Image Source: Takashi Hososhima via Flickr.com
#1 – Trap, Neuter, Return
Trap, Neuter, Return (TNR) groups trap, neuter, and return feral cats to their established territories. This keeps them comfortable and secure in their environments while curbing future litters. Many groups are also able to provide cats with vaccinations and basic health exams. Volunteers are often assigned to specific feral colonies in their communities, which allows them to know each cat’s specific temperament and condition. This relationship allows TNR volunteers to notice and act on new health concerns.
TNR groups are active in many communities around the country and there may be one in yours! If you have the time, getting involved in TNR work is a great way to help the feral cats in your own neighborhood. Even if you can’t get so deeply involved, getting in touch with your local TNR group can help the cats in your neighborhood get the care and attention they need and deserve.
Image Source: Beverley Goodwin via Flickr.com
#2 – Provide Food
Providing food is one of the simplest things you can do to help care for the feral cats in your neighborhood, but it is also one of the most effective. Whether you’re feeding them wet or dry food, dependable feedings can help them stress less about where they will find their next meals.
Image Source: iris via Flickr.com
#3 – Provide Fresh Water
As you can imagine, it’s not easy for feral cats to find access to fresh water. Many end up drinking out of puddles or other stagnant pools of water, which can be filled with bacteria, parasites, and contaminants like motor oil. Keep a bowl of fresh water outside to keep your local kitties hydrated.
Image Source: Quinn Dombrowski via Flickr.com
#4 – Watch for Medical Problems
Once the feral cats know that you will consistently provide food and water, they will start coming around more often.
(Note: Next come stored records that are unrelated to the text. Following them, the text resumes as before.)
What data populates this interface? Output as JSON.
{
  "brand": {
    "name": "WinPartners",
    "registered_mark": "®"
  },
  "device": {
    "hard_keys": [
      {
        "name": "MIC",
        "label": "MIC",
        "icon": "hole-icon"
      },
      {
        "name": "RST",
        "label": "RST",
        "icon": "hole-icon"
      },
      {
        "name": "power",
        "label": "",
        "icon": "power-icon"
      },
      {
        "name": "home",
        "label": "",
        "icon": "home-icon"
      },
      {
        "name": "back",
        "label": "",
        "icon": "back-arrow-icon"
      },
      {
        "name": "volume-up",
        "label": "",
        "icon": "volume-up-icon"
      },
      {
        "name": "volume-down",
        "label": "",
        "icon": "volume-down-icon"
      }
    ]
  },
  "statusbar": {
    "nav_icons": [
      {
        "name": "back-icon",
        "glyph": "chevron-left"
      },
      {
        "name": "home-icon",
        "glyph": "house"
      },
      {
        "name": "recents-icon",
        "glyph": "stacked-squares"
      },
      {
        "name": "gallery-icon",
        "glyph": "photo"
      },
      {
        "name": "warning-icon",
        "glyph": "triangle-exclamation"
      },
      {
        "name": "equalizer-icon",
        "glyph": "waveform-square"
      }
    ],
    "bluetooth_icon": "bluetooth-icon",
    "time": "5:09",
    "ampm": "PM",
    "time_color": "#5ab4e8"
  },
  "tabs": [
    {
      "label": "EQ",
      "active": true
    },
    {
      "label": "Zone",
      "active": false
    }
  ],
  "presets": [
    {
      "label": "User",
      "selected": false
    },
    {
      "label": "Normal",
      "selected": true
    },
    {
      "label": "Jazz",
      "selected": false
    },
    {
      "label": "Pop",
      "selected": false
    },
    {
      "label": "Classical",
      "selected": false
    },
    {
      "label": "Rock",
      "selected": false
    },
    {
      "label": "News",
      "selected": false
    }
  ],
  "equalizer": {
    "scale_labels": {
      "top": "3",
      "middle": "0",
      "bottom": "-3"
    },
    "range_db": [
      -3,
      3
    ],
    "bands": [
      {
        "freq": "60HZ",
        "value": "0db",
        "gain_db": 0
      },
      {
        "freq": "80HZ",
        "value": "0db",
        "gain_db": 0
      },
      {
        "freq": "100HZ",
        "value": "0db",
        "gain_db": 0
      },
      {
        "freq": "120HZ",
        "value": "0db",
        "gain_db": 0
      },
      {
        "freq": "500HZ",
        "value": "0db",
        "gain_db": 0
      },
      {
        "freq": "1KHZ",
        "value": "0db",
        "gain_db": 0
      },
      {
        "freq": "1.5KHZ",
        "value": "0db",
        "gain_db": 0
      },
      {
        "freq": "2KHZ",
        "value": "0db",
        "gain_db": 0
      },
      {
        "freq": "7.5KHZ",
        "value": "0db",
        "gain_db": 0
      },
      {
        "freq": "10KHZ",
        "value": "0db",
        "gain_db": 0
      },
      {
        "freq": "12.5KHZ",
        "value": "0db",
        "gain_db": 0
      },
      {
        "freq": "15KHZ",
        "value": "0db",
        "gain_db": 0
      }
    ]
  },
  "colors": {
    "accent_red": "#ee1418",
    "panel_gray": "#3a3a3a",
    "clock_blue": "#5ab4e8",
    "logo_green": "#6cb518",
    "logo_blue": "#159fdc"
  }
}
This will give you the unique position of getting acquainted with them, though from afar. Watch out for changes to their personalities and health and contact your local TNR group if you see a problem. It can be tricky to capture a feral cat and TNR volunteers will be very familiar with the most effective methods. Many TNR groups also work closely with veterinarians who will give them price breaks for the feral cats they work with.
#5 – Provide Shelter
Exposure to the elements can make the life of a feral cat significantly more miserable and dangerous, especially in the most extreme parts of summer and winter. Check out Alley Cat Allies’ Cat Shelter Options Gallery for some great ideas for purchasing or building shelters for your neighborhood feral cats.